___ TASK INPUT

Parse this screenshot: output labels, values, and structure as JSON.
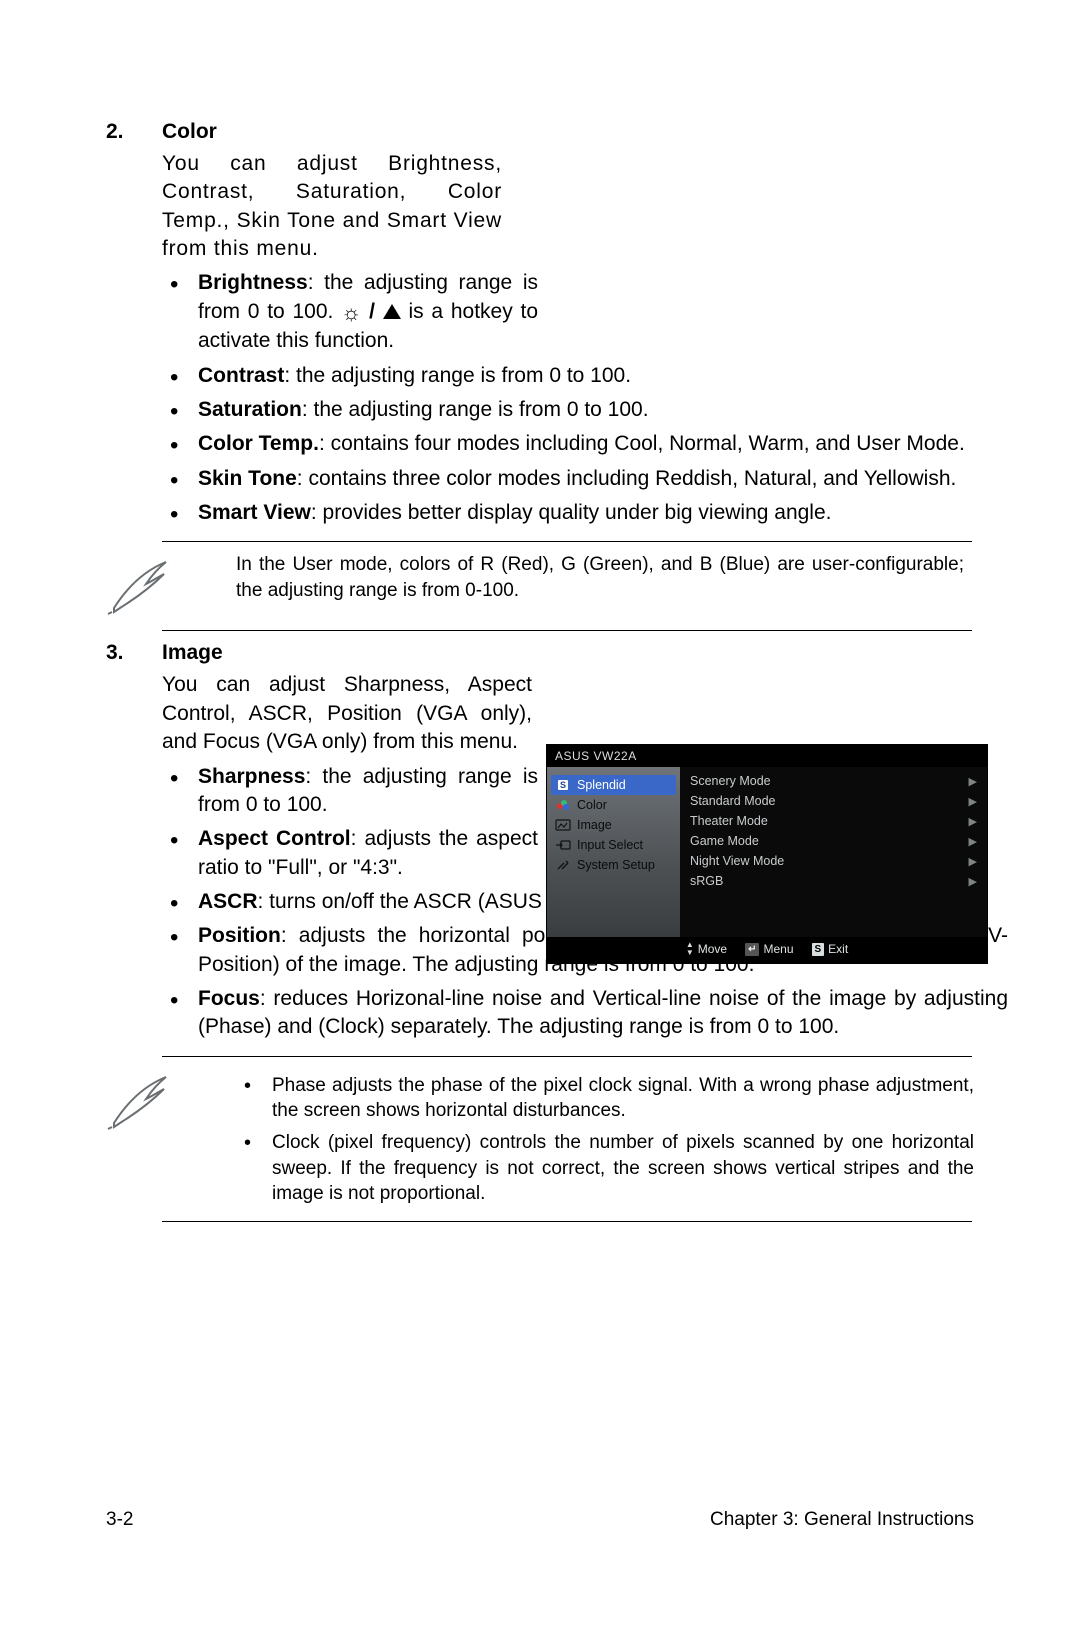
{
  "sections": {
    "color": {
      "num": "2.",
      "title": "Color",
      "intro": "You can adjust Brightness, Contrast, Saturation, Color Temp., Skin Tone and Smart View from this menu.",
      "bullets": {
        "b0_label": "Brightness",
        "b0_a": ": the adjusting range is from 0 to 100. ",
        "b0_b": " is a hotkey to activate this function.",
        "b1_label": "Contrast",
        "b1_text": ": the adjusting range is from 0 to 100.",
        "b2_label": "Saturation",
        "b2_text": ": the adjusting range is from 0 to 100.",
        "b3_label": "Color Temp.",
        "b3_text": ": contains four modes including Cool, Normal, Warm, and User Mode.",
        "b4_label": "Skin Tone",
        "b4_text": ": contains three color modes including Reddish, Natural, and Yellowish.",
        "b5_label": "Smart View",
        "b5_text": ": provides better display quality under big viewing angle."
      },
      "note": "In the User mode, colors of R (Red), G (Green), and B (Blue) are user-configurable; the adjusting range is from 0-100."
    },
    "image": {
      "num": "3.",
      "title": "Image",
      "intro": "You can adjust Sharpness, Aspect Control, ASCR, Position (VGA only), and Focus (VGA only) from this menu.",
      "bullets": {
        "b0_label": "Sharpness",
        "b0_text": ": the adjusting range is from 0 to 100.",
        "b1_label": "Aspect Control",
        "b1_text": ": adjusts the aspect ratio to \"Full\", or \"4:3\".",
        "b2_label": "ASCR",
        "b2_text": ": turns on/off the ASCR (ASUS Smart Contrast Ratio) function.",
        "b3_label": "Position",
        "b3_text": ": adjusts the horizontal position (H-Position) and the vertical position (V-Position) of the image. The adjusting range is from 0 to 100.",
        "b4_label": "Focus",
        "b4_text": ": reduces Horizonal-line noise and Vertical-line noise of the image by adjusting (Phase) and (Clock) separately. The adjusting range is from 0 to 100."
      },
      "notes": {
        "n0": "Phase adjusts the phase of the pixel clock signal. With a wrong phase adjustment, the screen shows horizontal disturbances.",
        "n1": "Clock (pixel frequency) controls the number of pixels scanned by one horizontal sweep. If the frequency is not correct, the screen shows vertical stripes and the image is not proportional."
      }
    }
  },
  "osd": {
    "title": "ASUS VW22A",
    "side": {
      "i0": "Splendid",
      "i1": "Color",
      "i2": "Image",
      "i3": "Input Select",
      "i4": "System Setup"
    },
    "main": {
      "m0": "Scenery Mode",
      "m1": "Standard Mode",
      "m2": "Theater Mode",
      "m3": "Game Mode",
      "m4": "Night View Mode",
      "m5": "sRGB"
    },
    "foot": {
      "move": "Move",
      "menu": "Menu",
      "exit": "Exit",
      "menukey": "↵",
      "exitkey": "S"
    }
  },
  "footer": {
    "left": "3-2",
    "right": "Chapter 3: General Instructions"
  }
}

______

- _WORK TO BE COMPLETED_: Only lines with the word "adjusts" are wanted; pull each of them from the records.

- _RESPONSE AREA_:
        "b1_text": ": adjusts the aspect ratio to \"Full\", or \"4:3\".",
        "b3_text": ": adjusts the horizontal position (H-Position) and the vertical position (V-Position) of the image. The adjusting range is from 0 to 100.",
        "n0": "Phase adjusts the phase of the pixel clock signal. With a wrong phase adjustment, the screen shows horizontal disturbances.",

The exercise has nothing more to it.